**Task objective:**
Collect each line of the records containing the string "photo".

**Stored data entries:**
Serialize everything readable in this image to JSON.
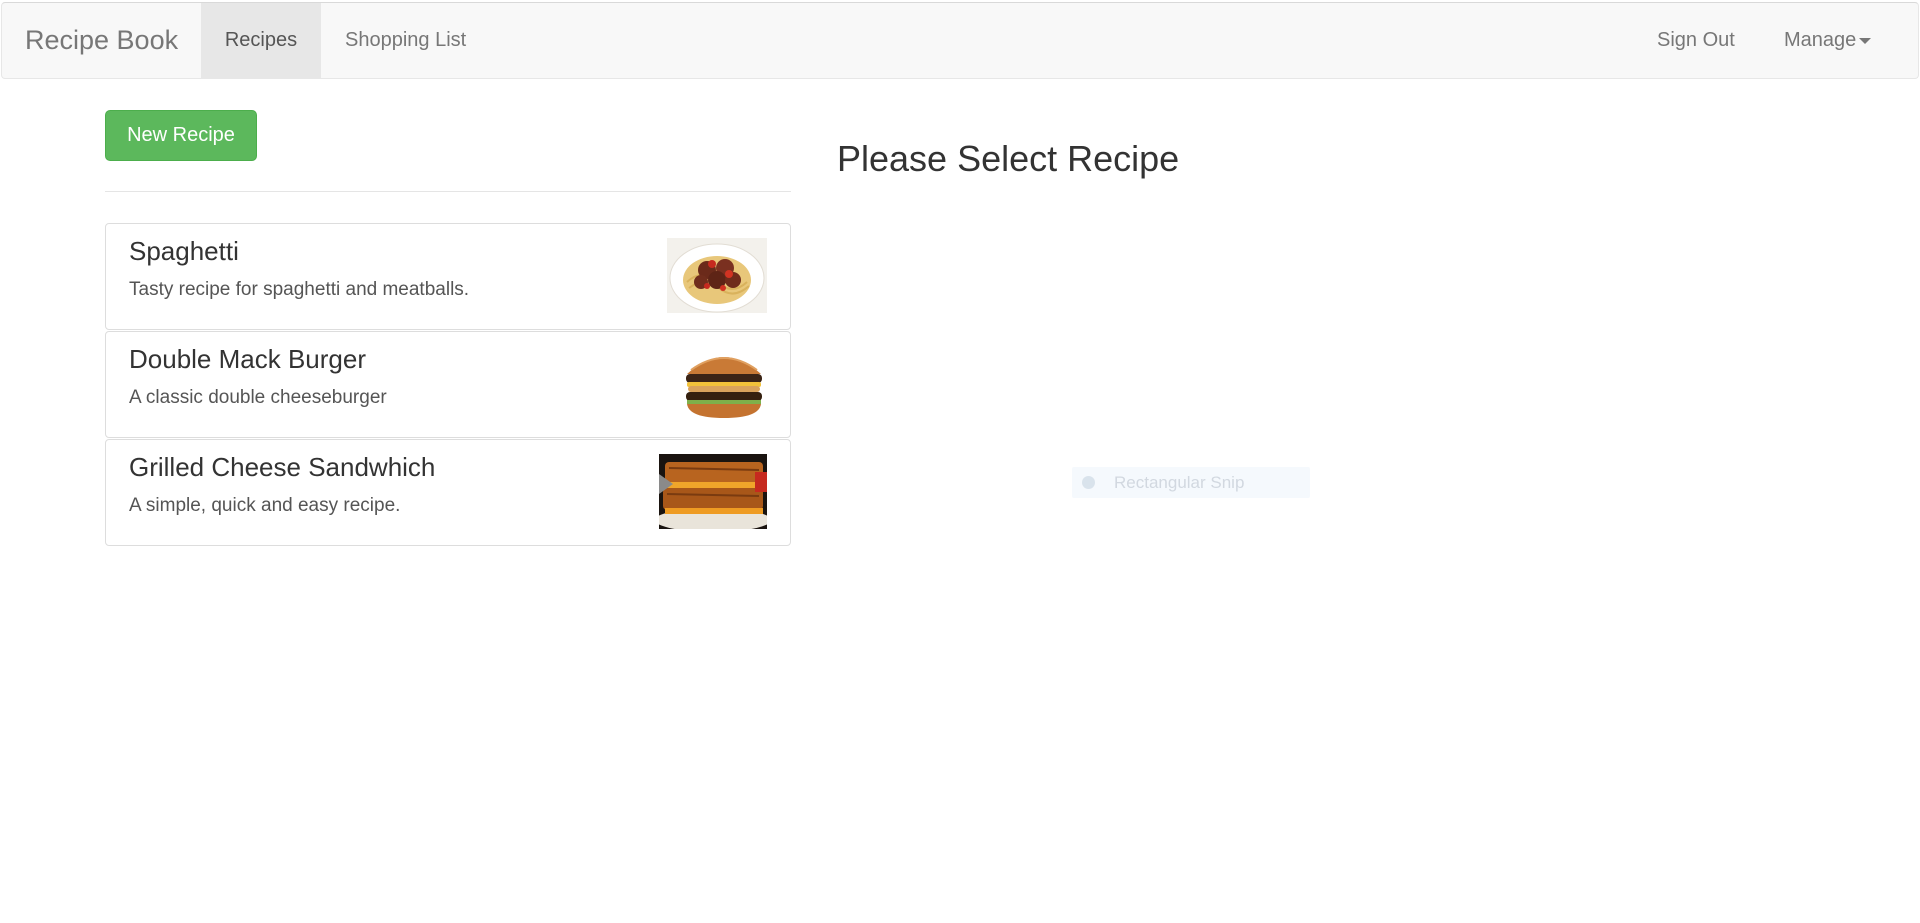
{
  "navbar": {
    "brand": "Recipe Book",
    "items": [
      {
        "label": "Recipes",
        "active": true
      },
      {
        "label": "Shopping List",
        "active": false
      }
    ],
    "right_items": [
      {
        "label": "Sign Out"
      },
      {
        "label": "Manage",
        "icon": "caret-down-icon"
      }
    ]
  },
  "sidebar": {
    "new_button_label": "New Recipe",
    "recipes": [
      {
        "name": "Spaghetti",
        "description": "Tasty recipe for spaghetti and meatballs.",
        "image": "spaghetti-photo"
      },
      {
        "name": "Double Mack Burger",
        "description": "A classic double cheeseburger",
        "image": "burger-photo"
      },
      {
        "name": "Grilled Cheese Sandwhich",
        "description": "A simple, quick and easy recipe.",
        "image": "grilled-cheese-photo"
      }
    ]
  },
  "detail": {
    "heading": "Please Select Recipe"
  },
  "overlay": {
    "label": "Rectangular Snip"
  },
  "colors": {
    "navbar_bg": "#f8f8f8",
    "active_tab_bg": "#e7e7e7",
    "success_button": "#5cb85c"
  }
}
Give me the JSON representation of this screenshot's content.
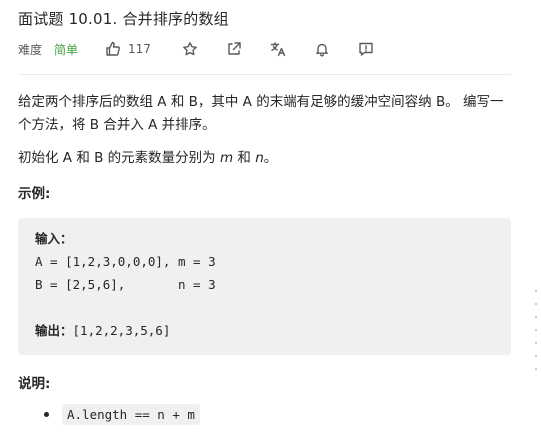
{
  "problem": {
    "title": "面试题 10.01. 合并排序的数组",
    "difficulty_label": "难度",
    "difficulty": "简单",
    "likes": "117"
  },
  "description": {
    "para1": "给定两个排序后的数组 A 和 B，其中 A 的末端有足够的缓冲空间容纳 B。 编写一个方法，将 B 合并入 A 并排序。",
    "para2_prefix": "初始化 A 和 B 的元素数量分别为 ",
    "para2_m": "m",
    "para2_mid": " 和 ",
    "para2_n": "n",
    "para2_suffix": "。",
    "example_heading": "示例:",
    "example": {
      "input_label": "输入：",
      "line1": "A = [1,2,3,0,0,0], m = 3",
      "line2": "B = [2,5,6],       n = 3",
      "output_label": "输出：",
      "output_value": "[1,2,2,3,5,6]"
    },
    "notes_heading": "说明:",
    "notes": [
      "A.length == n + m"
    ]
  },
  "colors": {
    "easy": "#43a047",
    "code_bg": "#f0f0f0",
    "text": "#262626"
  },
  "icons": [
    "thumbs-up-icon",
    "star-icon",
    "share-icon",
    "translate-icon",
    "bell-icon",
    "feedback-icon"
  ]
}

**Finished exercise:**
        "image": "spaghetti-photo"
        "image": "burger-photo"
        "image": "grilled-cheese-photo"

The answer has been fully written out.